### What you have to do
Look through the entries that follow and count the lines with the word "Center". The reply is that number alone.
(Beginning of Supplied records)
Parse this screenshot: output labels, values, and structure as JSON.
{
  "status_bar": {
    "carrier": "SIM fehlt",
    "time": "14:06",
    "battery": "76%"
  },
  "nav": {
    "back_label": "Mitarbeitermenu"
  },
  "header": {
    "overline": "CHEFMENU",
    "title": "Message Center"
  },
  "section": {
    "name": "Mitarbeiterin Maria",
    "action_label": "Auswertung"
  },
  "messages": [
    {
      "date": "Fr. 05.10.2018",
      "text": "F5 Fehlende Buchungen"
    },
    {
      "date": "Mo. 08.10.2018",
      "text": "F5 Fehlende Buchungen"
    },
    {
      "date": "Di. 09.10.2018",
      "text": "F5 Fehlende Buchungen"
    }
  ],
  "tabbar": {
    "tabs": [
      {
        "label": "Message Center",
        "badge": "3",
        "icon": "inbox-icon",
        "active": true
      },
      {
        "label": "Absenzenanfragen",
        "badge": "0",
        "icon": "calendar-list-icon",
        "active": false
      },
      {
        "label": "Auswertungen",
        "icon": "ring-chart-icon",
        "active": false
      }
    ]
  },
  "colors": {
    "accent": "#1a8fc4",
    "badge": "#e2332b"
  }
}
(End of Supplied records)
### Result of the task
2